I go for the Bible in my glove box when I’m a few minutes early for preschool pick up. I read it on the app when my reminder buzzes at 9 p.m. And sometimes I’m even up before my kids to read in a more focused and undistracted way.
Don’t let me fool you, though. I’m an unmentionable number of days behind right now (like more than a month), which is pretty par for the course.
Sometimes my kids are up at all hours of the night, and I just close my eyes in those in-between moments, leaving dishes stacked, laundry piles growing, and the Bible unopened. Sometimes, the Lord calls to mind a topic or passage that I just have to go check out, and I diverge from the plan.
But here’s the thing. I’ve come to realize that months and years start going by quickly. And I’m not going to just wake up some day and be a woman of the Word, growing in wisdom and looking more and more like Jesus just because I’m getting older.
It’s a day-by-day, long walk with the Lord. It’s a commitment to being in His Word—not merely for the sake of knowledge or box-checking—but to grow in believing it and applying it as I walk with him. Even if it’s a teaspoon at a time.
I mentioned the grocery list of ways I used to approach God’s Word, not for a pat on the back, but because I can’t tell you how thankful I am that I poured over Scripture when I had those long summer afternoons to myself. It has been invaluable in the years that followed.
Even those passages and themes that didn’t seem to apply to me then—boy, when various circumstances and trials did show up, God’s Word became very real and alive.
And now, when I only have the time and energy for a spoonful of Bible reading, there’s a well of Scripture in my mind to draw from.
ANGIE CHEATHAM is a Project Manager for Useful Group and serves on the CSB Marketing Team.
Right now, my Bible reading looks like gulping down long passages, 5 to 25 chapters of the Bible at a time. It’s taught me a lot—including that I’m probably never doing this again.
I’m a word person. I’ve written or edited most of the emails from CSB “First to Know.” Back at the end of 2018, I read this article on a Bible-reading plan for readers, and it challenged me to try reading the whole Bible as fast as I could by reading nothing else until I got to the end.
At first, that’s what I did. I spent evenings devouring Genesis and Exodus. I listened to a few chapters in the car while I drove to work. I fell asleep on at least one Sunday afternoon with Leviticus open in front of me.
I also came home many evenings too tired to read 20 chapters, so I didn’t open my Bible at all. When I was reading, I had to fight to be more aware of the richness of the words than of my progress across the pages. My race with myself was keeping me from sitting quietly at Jesus’ feet and believing He’s happy to see me.
The all-or-nothing approach I’ve taken is not for everyone. I’m not even sure it’s for me—I’ve been slowing down and reintroducing some other reading.

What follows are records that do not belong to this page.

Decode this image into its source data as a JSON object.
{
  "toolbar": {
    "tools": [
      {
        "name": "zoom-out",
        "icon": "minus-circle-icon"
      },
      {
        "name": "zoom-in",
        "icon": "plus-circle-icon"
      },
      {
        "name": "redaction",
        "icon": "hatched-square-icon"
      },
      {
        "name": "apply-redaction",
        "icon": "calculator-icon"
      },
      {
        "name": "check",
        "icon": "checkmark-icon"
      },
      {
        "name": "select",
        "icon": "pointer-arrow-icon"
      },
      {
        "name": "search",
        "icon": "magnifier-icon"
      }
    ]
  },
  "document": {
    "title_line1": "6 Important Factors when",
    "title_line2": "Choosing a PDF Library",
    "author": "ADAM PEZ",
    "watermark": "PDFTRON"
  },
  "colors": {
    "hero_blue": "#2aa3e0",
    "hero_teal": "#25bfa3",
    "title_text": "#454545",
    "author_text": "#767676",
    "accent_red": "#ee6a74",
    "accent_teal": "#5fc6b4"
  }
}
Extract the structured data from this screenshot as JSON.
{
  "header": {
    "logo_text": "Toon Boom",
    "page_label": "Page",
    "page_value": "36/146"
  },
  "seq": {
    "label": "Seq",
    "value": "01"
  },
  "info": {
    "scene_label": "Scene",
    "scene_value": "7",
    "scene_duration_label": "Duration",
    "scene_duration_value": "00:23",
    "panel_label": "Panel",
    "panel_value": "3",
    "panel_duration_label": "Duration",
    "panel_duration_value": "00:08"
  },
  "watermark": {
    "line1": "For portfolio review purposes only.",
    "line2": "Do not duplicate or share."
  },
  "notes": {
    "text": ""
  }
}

But I do recommend reading big chunks of the Bible.
When we read long passages of Scripture, we can see God’s covenantal love stretch across the chapters. Again and again, His people rebel, He disciplines, they repent, and He forgives.
It could become banal, except that He’s the holy Creator and Judge of the universe. In light of that, His forgiveness is absurd—absurd enough to reassure our own wayward hearts.
As we read how God instructs His people in the law and what He rebukes them for through the prophets, we see His priorities. We see how much attention God pays to our hearts, to real-life justice and to pure worship, not just to our religious practices.
Biographies of once-famous kings and warriors fly past like streetlights on a highway, their lives flickering into death, while chapters detail the lives of people like Abraham, Moses, and Elijah—flawed but faithful people who sought the face of God.
Maybe by the time I get to Revelation, I’ll want to do this every year, or maybe I’ll be thrilled to read more slowly again. But either way, this has given me a new appreciation for long-distance reading.
Rachel Poel is the Content Strategy Lead at Useful Group and serves on the CSB Marketing Team.